How old is the Gnosticism described in the first two posts?
Schmithals holds that the Apophasis (c.f. Apophasis) attributed to Simon and from which (or from a summary or paraphrase of which) Hippolytus apparently drew his information was not itself written by Simon — at least according to what we can understand from the way Hippolytus speaks of it. Three points are singled out:
- New Testament quotations are included in the Apophasis [VI.9.10 = 137.11ff; VI.14.6 = 140.3.4; VI.16.6 = 142.23 ff.]
- The second century Galienus is perhaps used [VI.14.8 = 140.15 ff.]
- The Apophasis appears not to have been a unitary work in all respects.
I don’t have access to a copy of Hippolytus with either of these numbering systems so am unable to pull out the quotations. The NT ones in particular could be significant — are they from Paul’s epistles or elsewhere?
But the question is not the age of the Apophasis but the age of the system of Gnosticism described in it. And that is the theme of this post.
Schmithals begins with another account of Simon’s teachings that they share the terminology we find in Hippolytus’ account but that differ significantly in other respects. Continue reading “Pre-Christian Christ Gnosticism: 3 — the pre-christian date”

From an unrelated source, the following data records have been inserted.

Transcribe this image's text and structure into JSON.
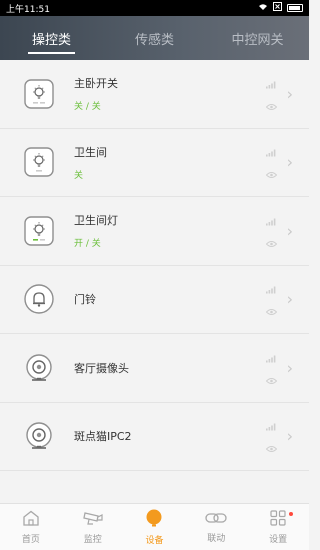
{
  "status_bar": {
    "time": "上午11:51"
  },
  "tabs": [
    {
      "label": "操控类",
      "active": true
    },
    {
      "label": "传感类",
      "active": false
    },
    {
      "label": "中控网关",
      "active": false
    }
  ],
  "devices": [
    {
      "name": "主卧开关",
      "state": "关 / 关",
      "icon": "light-switch-icon"
    },
    {
      "name": "卫生间",
      "state": "关",
      "icon": "light-switch-icon"
    },
    {
      "name": "卫生间灯",
      "state": "开 / 关",
      "icon": "light-switch-icon"
    },
    {
      "name": "门铃",
      "state": "",
      "icon": "doorbell-icon"
    },
    {
      "name": "客厅摄像头",
      "state": "",
      "icon": "camera-icon"
    },
    {
      "name": "斑点猫IPC2",
      "state": "",
      "icon": "camera-icon"
    }
  ],
  "bottom_nav": [
    {
      "label": "首页",
      "icon": "home-icon",
      "active": false
    },
    {
      "label": "监控",
      "icon": "cctv-icon",
      "active": false
    },
    {
      "label": "设备",
      "icon": "device-icon",
      "active": true
    },
    {
      "label": "联动",
      "icon": "link-icon",
      "active": false
    },
    {
      "label": "设置",
      "icon": "grid-settings-icon",
      "active": false,
      "badge": true
    }
  ],
  "colors": {
    "accent": "#f39a1e",
    "state_green": "#6bbf3b",
    "header_dark": "#3c4651"
  }
}
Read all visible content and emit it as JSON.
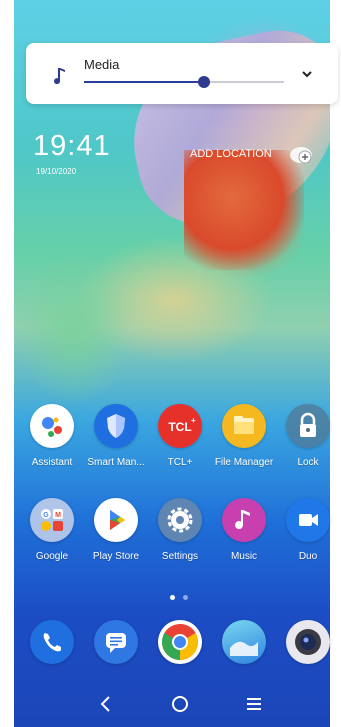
{
  "media_panel": {
    "label": "Media",
    "volume_level": 0.6
  },
  "clock": {
    "time": "19:41",
    "date": "19/10/2020",
    "add_location": "ADD LOCATION"
  },
  "home_row1": [
    {
      "label": "Assistant",
      "icon": "google-assistant-icon"
    },
    {
      "label": "Smart Man...",
      "icon": "smart-manager-icon"
    },
    {
      "label": "TCL+",
      "icon": "tcl-plus-icon"
    },
    {
      "label": "File Manager",
      "icon": "file-manager-icon"
    },
    {
      "label": "Lock",
      "icon": "lock-icon"
    }
  ],
  "home_row2": [
    {
      "label": "Google",
      "icon": "google-folder-icon"
    },
    {
      "label": "Play Store",
      "icon": "play-store-icon"
    },
    {
      "label": "Settings",
      "icon": "settings-icon"
    },
    {
      "label": "Music",
      "icon": "music-icon"
    },
    {
      "label": "Duo",
      "icon": "duo-icon"
    }
  ],
  "dock": [
    {
      "icon": "phone-icon"
    },
    {
      "icon": "messages-icon"
    },
    {
      "icon": "chrome-icon"
    },
    {
      "icon": "gallery-icon"
    },
    {
      "icon": "camera-icon"
    }
  ],
  "page_indicator": {
    "pages": 2,
    "current": 1
  },
  "colors": {
    "accent": "#2c3a8f",
    "tcl_red": "#e5312a",
    "file_yellow": "#f5b81e",
    "music_pink": "#c83fb0",
    "duo_blue": "#1f77e8"
  }
}
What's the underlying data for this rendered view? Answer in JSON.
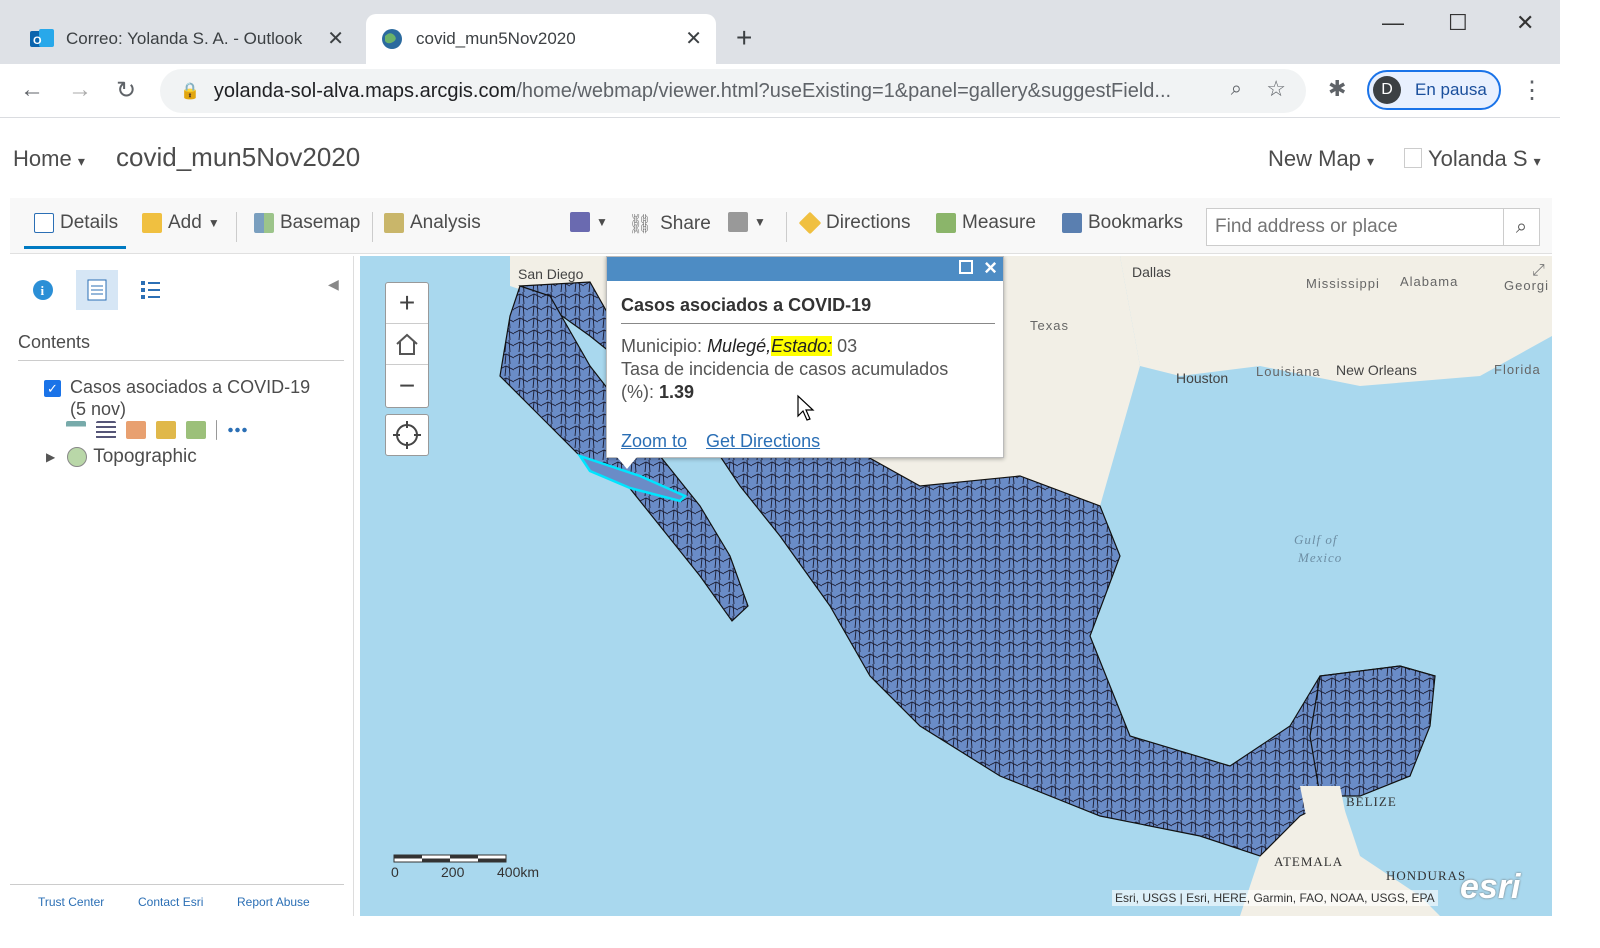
{
  "browser": {
    "tabs": [
      {
        "label": "Correo: Yolanda S. A. - Outlook",
        "icon": "outlook-icon"
      },
      {
        "label": "covid_mun5Nov2020",
        "icon": "globe-icon"
      }
    ],
    "url_host": "yolanda-sol-alva.maps.arcgis.com",
    "url_path": "/home/webmap/viewer.html?useExisting=1&panel=gallery&suggestField...",
    "profile_initial": "D",
    "profile_label": "En pausa"
  },
  "header": {
    "home": "Home",
    "map_title": "covid_mun5Nov2020",
    "new_map": "New Map",
    "user": "Yolanda S"
  },
  "toolbar": {
    "details": "Details",
    "add": "Add",
    "basemap": "Basemap",
    "analysis": "Analysis",
    "share": "Share",
    "directions": "Directions",
    "measure": "Measure",
    "bookmarks": "Bookmarks",
    "search_placeholder": "Find address or place"
  },
  "sidebar": {
    "contents_heading": "Contents",
    "layer_name": "Casos asociados a COVID-19",
    "layer_sub": "(5 nov)",
    "basemap_name": "Topographic",
    "footer": [
      "Trust Center",
      "Contact Esri",
      "Report Abuse"
    ]
  },
  "popup": {
    "title": "Casos asociados a COVID-19",
    "municipio_label": "Municipio:",
    "municipio_value": "Mulegé,",
    "estado_label": "Estado:",
    "estado_value": "03",
    "tasa_label": "Tasa de incidencia de casos acumulados",
    "tasa_unit": "(%):",
    "tasa_value": "1.39",
    "zoom_to": "Zoom to",
    "directions": "Get Directions"
  },
  "map": {
    "places": [
      "San Diego",
      "Dallas",
      "Texas",
      "Mississippi",
      "Alabama",
      "Georgi",
      "Houston",
      "Louisiana",
      "New Orleans",
      "Florida",
      "BELIZE",
      "ATEMALA",
      "HONDURAS"
    ],
    "gulf_line1": "Gulf of",
    "gulf_line2": "Mexico",
    "scale_ticks": [
      "0",
      "200",
      "400km"
    ],
    "attribution": "Esri, USGS | Esri, HERE, Garmin, FAO, NOAA, USGS, EPA",
    "logo": "esri",
    "colors": {
      "polygon_fill": "#6a8cc7",
      "water": "#a9d8ee",
      "land": "#f2efe6",
      "highlight": "#00ffff"
    }
  }
}
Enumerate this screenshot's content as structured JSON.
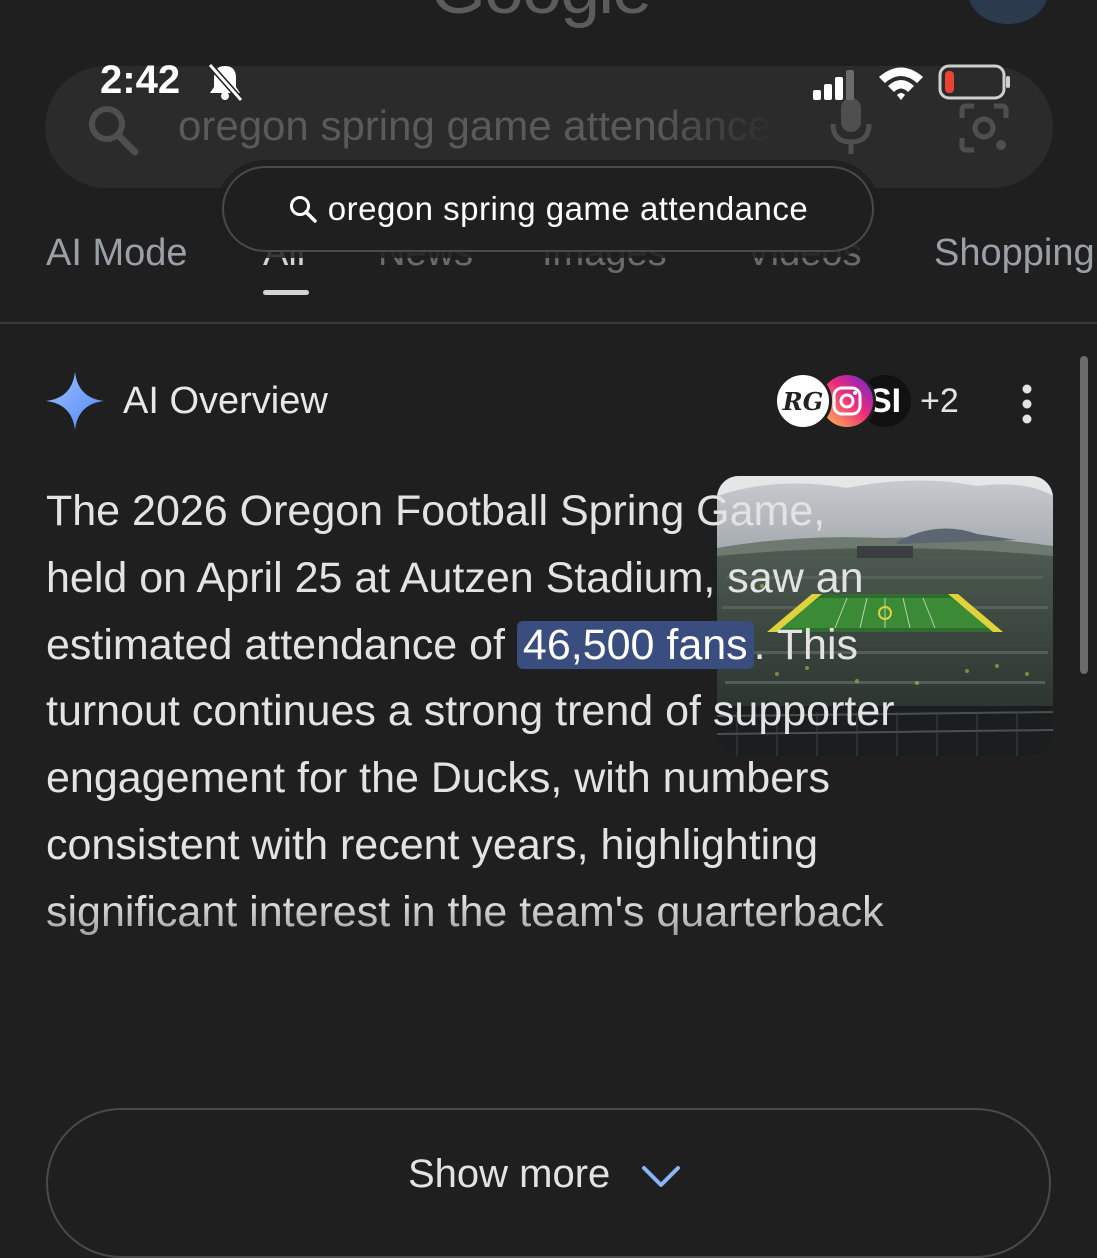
{
  "header": {
    "logo_text": "Google"
  },
  "status_bar": {
    "time": "2:42"
  },
  "search": {
    "query": "oregon spring game attendance",
    "pill_query": "oregon spring game attendance"
  },
  "tabs": [
    {
      "label": "AI Mode"
    },
    {
      "label": "All",
      "selected": true
    },
    {
      "label": "News"
    },
    {
      "label": "Images"
    },
    {
      "label": "Videos"
    },
    {
      "label": "Shopping"
    }
  ],
  "ai_overview": {
    "title": "AI Overview",
    "sources": [
      {
        "label": "RG"
      },
      {
        "label": "instagram-icon"
      },
      {
        "label": "SI"
      }
    ],
    "more_sources": "+2",
    "paragraph": {
      "before": "The 2026 Oregon Football Spring Game, held on April 25 at Autzen Stadium, saw an estimated attendance of ",
      "highlight": "46,500 fans",
      "after": ". This turnout continues a strong trend of supporter engagement for the Ducks, with numbers consistent with recent years, highlighting significant interest in the team's quarterback"
    },
    "show_more": "Show more"
  },
  "colors": {
    "background": "#1f1f1f",
    "highlight": "#394d7e",
    "sparkle": "#8ab4f8",
    "battery_low": "#ea4335"
  }
}
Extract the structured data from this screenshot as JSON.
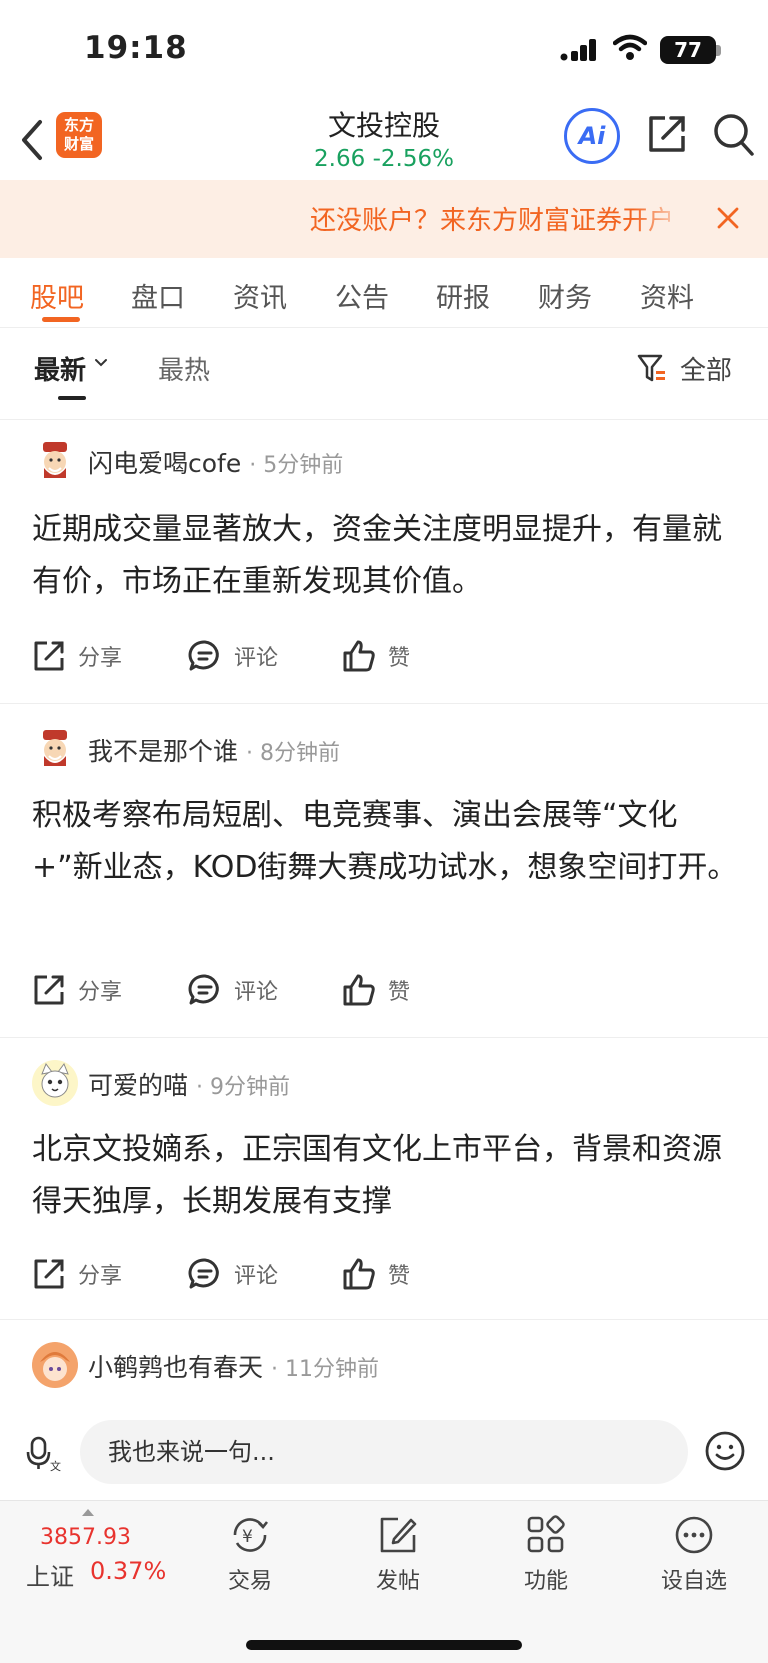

I have been attempting to engage a biblical scholar in a discussion on the theoretical underpinnings of how historians can know if an event or person in ancient times were truly historical or a mere fiction.
Here was my initial proposition:
The theoretical underpinning of the historicity or factness of the contents of any report, document or narrative is that those contents can at some level be independently corroborated. This is a truism we learned as children: don’t believe everything you hear. This theoretical principle operates in our legal systems, in our media reporting culture, in our research investigations, in our everyday lives.
Let’s take a birth certificate as a case study. This contains information about the parents and birth time and place of a person, but also official seals or stamps and logos and names of the issuing authority in order to establish its authenticity. People who invented birth certificates recognized the need for independent corroboration of the contents contained in it, so they decided to add all this sort of information to it to make it more than just a blank piece of paper (that anyone could have written) saying so and so was born to x and y at this place here, etc.
Now let’s take the Romance of Alexander as another example. Continue reading “A rational foundation for investigating the mythicist (and Christian origins) question”